Scan the lines below; pull out those with "Субконто".

***

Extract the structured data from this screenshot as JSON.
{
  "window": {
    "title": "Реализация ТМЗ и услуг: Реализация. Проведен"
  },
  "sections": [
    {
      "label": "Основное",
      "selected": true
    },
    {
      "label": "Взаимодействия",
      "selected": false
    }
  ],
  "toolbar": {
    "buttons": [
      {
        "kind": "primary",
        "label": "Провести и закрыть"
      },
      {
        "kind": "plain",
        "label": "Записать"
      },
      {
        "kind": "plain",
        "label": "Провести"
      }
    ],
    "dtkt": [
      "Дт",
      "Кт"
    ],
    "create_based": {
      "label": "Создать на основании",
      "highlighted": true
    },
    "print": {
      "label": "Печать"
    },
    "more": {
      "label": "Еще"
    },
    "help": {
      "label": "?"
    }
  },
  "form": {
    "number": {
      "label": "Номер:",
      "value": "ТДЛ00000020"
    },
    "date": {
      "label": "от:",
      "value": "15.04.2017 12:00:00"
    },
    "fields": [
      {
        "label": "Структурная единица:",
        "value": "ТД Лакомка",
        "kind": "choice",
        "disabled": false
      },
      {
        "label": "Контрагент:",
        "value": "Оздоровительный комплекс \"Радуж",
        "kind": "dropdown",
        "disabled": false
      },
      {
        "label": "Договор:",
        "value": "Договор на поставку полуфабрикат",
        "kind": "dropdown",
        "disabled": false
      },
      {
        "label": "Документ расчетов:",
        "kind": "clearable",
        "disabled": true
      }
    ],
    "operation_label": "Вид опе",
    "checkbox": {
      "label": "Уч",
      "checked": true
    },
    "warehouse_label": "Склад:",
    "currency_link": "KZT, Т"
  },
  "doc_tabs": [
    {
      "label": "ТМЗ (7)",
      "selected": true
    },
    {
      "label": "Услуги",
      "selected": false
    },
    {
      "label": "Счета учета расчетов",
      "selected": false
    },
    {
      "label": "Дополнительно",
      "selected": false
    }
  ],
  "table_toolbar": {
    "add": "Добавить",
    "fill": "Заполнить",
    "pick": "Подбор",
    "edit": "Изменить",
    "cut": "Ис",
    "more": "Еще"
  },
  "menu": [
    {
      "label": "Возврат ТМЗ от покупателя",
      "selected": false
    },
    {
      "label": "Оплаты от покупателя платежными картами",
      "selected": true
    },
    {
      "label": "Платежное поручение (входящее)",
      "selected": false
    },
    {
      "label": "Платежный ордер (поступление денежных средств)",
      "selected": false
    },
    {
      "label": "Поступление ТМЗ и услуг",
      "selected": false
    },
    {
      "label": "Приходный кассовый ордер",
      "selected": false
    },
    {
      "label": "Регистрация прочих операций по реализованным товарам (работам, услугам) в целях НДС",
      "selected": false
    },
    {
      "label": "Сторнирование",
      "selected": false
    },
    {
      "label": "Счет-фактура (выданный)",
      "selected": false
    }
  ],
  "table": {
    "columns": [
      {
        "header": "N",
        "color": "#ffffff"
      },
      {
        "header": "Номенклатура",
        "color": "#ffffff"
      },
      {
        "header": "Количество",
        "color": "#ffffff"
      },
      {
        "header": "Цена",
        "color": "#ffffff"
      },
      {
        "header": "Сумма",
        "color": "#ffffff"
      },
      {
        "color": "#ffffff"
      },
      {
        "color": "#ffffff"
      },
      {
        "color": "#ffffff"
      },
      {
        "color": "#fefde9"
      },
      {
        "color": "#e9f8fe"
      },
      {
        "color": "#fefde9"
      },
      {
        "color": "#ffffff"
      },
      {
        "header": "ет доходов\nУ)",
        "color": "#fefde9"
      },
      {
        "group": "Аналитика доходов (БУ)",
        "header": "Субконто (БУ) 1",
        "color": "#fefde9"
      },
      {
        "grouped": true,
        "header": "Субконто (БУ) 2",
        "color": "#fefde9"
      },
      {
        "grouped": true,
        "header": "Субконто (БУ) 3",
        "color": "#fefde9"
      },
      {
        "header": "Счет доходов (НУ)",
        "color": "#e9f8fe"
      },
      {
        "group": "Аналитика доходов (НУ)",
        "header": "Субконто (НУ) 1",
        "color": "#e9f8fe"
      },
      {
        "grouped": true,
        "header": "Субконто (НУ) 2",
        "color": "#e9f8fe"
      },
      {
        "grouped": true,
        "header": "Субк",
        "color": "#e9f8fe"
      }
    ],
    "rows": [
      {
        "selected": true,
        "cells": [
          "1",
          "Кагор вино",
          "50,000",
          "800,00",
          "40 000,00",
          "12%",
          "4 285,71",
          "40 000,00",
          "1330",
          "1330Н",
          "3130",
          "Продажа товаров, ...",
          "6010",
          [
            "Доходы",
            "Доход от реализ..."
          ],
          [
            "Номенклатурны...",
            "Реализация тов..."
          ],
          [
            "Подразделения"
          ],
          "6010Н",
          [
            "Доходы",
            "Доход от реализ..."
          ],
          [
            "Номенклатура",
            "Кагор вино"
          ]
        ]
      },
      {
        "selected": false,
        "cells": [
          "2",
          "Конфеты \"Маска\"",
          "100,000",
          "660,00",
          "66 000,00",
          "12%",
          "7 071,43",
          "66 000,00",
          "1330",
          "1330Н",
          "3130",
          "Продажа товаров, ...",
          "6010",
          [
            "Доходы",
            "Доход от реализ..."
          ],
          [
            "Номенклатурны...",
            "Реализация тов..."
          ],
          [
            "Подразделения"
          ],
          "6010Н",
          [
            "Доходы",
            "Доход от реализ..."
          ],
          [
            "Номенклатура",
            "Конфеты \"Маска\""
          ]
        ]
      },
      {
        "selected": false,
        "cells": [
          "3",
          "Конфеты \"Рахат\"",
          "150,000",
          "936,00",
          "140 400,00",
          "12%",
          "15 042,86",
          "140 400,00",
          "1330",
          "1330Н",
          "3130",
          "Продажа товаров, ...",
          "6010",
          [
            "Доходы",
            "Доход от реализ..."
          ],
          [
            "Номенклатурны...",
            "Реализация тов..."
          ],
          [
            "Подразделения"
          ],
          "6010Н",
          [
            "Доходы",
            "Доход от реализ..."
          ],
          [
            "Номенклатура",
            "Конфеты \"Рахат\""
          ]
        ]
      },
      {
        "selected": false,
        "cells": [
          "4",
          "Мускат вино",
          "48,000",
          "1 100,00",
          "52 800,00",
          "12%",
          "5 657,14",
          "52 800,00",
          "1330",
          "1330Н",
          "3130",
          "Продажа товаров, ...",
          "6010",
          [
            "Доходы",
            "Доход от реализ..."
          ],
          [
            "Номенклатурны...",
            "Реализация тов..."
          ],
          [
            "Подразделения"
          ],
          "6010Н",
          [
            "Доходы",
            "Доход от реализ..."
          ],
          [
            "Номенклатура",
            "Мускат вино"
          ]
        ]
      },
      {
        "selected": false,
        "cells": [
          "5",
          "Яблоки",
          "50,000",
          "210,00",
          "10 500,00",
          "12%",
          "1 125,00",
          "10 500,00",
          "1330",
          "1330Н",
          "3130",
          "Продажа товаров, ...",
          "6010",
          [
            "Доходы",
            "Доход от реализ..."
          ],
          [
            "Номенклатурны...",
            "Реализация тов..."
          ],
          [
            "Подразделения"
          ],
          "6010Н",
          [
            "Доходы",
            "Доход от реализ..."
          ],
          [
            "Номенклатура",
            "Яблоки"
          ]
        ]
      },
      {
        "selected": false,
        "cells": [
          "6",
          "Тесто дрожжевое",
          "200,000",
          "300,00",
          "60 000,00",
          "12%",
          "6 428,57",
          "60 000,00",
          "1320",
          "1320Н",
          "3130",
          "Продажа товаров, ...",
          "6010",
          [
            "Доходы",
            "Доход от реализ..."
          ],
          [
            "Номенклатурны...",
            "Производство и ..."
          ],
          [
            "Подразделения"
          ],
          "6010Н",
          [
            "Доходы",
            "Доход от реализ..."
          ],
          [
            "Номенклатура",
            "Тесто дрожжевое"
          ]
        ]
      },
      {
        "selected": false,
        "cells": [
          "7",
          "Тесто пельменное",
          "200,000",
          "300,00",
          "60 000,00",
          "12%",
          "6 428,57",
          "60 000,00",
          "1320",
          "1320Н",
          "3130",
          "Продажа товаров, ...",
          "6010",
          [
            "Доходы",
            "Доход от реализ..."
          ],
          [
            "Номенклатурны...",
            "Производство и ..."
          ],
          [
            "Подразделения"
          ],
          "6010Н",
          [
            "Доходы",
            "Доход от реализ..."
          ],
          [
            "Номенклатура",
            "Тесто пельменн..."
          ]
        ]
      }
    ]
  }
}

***

Result for this task
        "header": "Субконто (БУ) 1",
        "header": "Субконто (БУ) 2",
        "header": "Субконто (БУ) 3",
        "header": "Субконто (НУ) 1",
        "header": "Субконто (НУ) 2",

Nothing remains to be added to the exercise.